“Anna [Zablah, of Murieta Equestrian Center/West Coast Equine Foundation] had the idea that we would present it where the horse came in flanked with the color guard so you really couldn’t see the horse,” said Harvey. “The color guard split apart, and there was the horse. The little girl was stunned, to say the least. She was speechless. We did that Friday night, and the second night we did a smaller presentation where we presented her with a Sacramento International cooler, and she was really amazed.”
Heimsoth said she was completely overcome.
“I was super excited but also shaking and crying,” said Heimsoth. “It was a bit emotional. I could tell he’s going to be a good horse. I can’t wait to ride him and learn to do barrels. I rode him bareback when we were there, but only for a few minutes.”
Equestrians know that the purchase of the horse is probably the least expensive part of the sport, so organizers made sure they also provided Heimsoth with the things she’d need to care for Maidu. Elk Grove Milling donated feed; West Palms Events and Riding Warehouse donated tack and gear; West Coast Equine Foundation and the Murieta Equestrian Center donated $1,000 of riding lessons, and actress Kaley Cuoco, an avid equestrian herself, paid for the transportation to get Maidu back to Heimsoth’s ranch.

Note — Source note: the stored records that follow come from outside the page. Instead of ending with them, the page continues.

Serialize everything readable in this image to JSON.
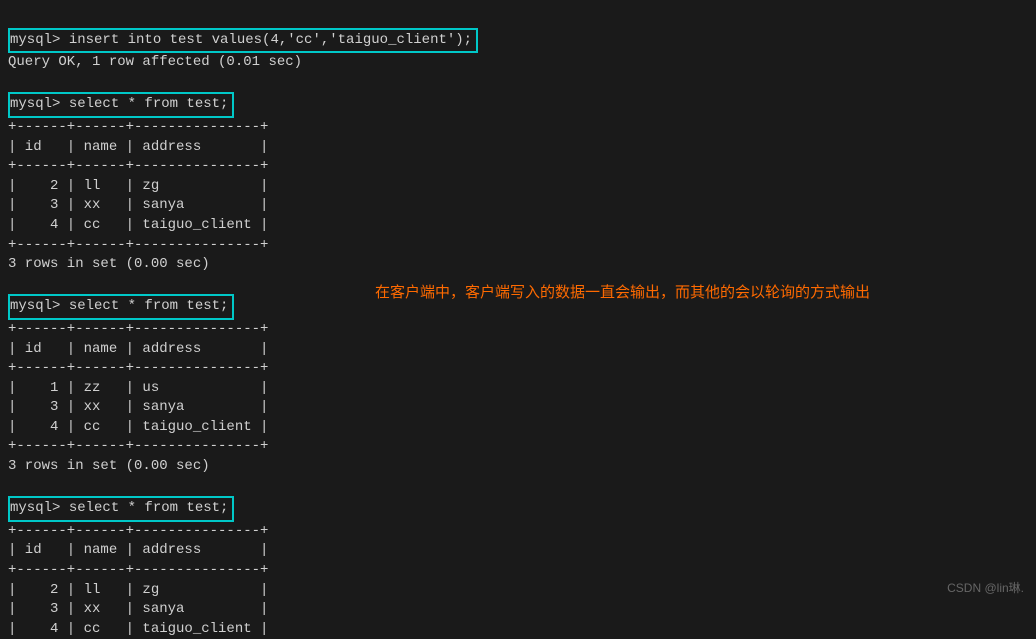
{
  "terminal": {
    "line1_prompt": "mysql> ",
    "line1_cmd": "insert into test values(4,'cc','taiguo_client');",
    "line2": "Query OK, 1 row affected (0.01 sec)",
    "blank": "",
    "select_prompt": "mysql> ",
    "select_cmd": "select * from test;",
    "sep": "+------+------+---------------+",
    "header": "| id   | name | address       |",
    "result1": {
      "rows": [
        "|    2 | ll   | zg            |",
        "|    3 | xx   | sanya         |",
        "|    4 | cc   | taiguo_client |"
      ],
      "footer": "3 rows in set (0.00 sec)"
    },
    "result2": {
      "rows": [
        "|    1 | zz   | us            |",
        "|    3 | xx   | sanya         |",
        "|    4 | cc   | taiguo_client |"
      ],
      "footer": "3 rows in set (0.00 sec)"
    },
    "result3": {
      "rows": [
        "|    2 | ll   | zg            |",
        "|    3 | xx   | sanya         |",
        "|    4 | cc   | taiguo_client |"
      ]
    }
  },
  "annotation": {
    "text": "在客户端中，客户端写入的数据一直会输出，而其他的会以轮询的方式输出"
  },
  "watermark": {
    "text": "CSDN @lin琳."
  }
}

Harvey said the show often works with area charities and is particularly known for granting inner-city kids the chance to exhibit for free, so he’s used to emotional presentations, but this was something different.
“It’s by no means the only thing we do like that, but it’s by far the most emotional and impactful, I think,” he said. “It’s amazing what you can do when people actually work together, you know?”

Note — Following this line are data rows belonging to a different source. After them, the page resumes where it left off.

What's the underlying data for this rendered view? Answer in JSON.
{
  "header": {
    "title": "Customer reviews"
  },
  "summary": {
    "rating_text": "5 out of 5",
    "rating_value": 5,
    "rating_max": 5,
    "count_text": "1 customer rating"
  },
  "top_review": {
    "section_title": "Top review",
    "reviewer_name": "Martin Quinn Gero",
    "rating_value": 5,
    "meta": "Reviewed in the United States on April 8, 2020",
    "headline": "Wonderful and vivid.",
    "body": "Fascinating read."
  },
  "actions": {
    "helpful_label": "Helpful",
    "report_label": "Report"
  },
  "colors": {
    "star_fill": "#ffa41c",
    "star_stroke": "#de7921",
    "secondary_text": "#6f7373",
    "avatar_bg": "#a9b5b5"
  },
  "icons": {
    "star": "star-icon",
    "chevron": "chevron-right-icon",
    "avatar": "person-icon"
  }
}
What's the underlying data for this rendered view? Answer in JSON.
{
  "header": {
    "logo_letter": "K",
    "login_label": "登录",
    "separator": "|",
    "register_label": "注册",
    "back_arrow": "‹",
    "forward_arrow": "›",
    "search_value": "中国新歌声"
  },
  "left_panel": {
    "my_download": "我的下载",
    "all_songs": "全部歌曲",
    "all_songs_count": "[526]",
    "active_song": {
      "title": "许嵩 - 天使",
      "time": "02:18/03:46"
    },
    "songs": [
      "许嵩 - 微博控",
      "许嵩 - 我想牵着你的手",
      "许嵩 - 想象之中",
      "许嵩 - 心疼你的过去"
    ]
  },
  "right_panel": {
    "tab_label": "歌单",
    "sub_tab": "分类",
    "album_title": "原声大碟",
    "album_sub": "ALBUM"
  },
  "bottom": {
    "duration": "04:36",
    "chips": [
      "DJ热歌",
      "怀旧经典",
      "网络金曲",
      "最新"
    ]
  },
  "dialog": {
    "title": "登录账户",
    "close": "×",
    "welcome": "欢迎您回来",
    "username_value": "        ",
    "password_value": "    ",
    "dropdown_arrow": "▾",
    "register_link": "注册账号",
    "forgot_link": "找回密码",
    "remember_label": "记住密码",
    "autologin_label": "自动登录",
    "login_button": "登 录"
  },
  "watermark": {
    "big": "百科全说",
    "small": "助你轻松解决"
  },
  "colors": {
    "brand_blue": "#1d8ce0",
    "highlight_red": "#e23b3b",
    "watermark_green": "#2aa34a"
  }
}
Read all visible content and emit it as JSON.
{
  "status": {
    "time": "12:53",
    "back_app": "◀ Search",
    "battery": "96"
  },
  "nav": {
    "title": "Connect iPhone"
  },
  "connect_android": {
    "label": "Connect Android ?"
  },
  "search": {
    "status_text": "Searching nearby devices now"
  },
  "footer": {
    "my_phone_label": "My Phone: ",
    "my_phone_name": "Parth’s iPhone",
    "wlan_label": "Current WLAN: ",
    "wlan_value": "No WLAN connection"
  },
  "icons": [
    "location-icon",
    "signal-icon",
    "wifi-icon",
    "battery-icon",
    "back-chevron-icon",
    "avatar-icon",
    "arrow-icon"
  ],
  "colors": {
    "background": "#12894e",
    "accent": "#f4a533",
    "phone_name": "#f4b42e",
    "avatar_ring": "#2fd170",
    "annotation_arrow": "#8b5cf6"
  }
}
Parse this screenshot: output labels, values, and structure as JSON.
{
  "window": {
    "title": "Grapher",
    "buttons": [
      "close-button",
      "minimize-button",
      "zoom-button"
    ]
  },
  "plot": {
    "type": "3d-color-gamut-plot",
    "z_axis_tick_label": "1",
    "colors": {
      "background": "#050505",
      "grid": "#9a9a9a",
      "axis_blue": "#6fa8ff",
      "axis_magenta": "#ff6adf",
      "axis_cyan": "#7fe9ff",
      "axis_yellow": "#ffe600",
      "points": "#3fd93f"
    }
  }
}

Melissa Henderson, Heimsoth’s mother, said she found out her daughter’s wish would be granted back in mid-July. It was a tough secret to keep, but she managed to keep from ruining the surprise. Henderson said the team searched for months to find just the right horse that would be bomb-proof enough for Heimsoth’s younger siblings as well.
“She can’t run herself, so the horse is her feet and can keep her running all day long,” said Henderson. “She gets tired really easily. She can play for 20, 30 minutes and then she’ll be tired for a few hours. She gets a little frustrated that she can’t do what her younger sister can. She does a lot of sitting and watching. But with the horse, she can do what she wants.
“Actually, last night she told me she wants to take [Maidu] trick-or-treating instead of walking up and down the hills,” Henderson continued. “I told her we’d see how he does, but we may be able to make that happen.”
Heimsoth returned home Monday after the show and resumed her usual routine, but she said all she could really think about was the impending arrival of Maidu.
“We have a pen and everything being set up for him,” she said. “I’ve been deciding where his stuff is going to go. I honestly can’t wait to ride because when I rode him bareback for a little bit, it seemed like he already knew a lot, so he doesn’t need me to train him.
“I can already tell we’re going to be good.”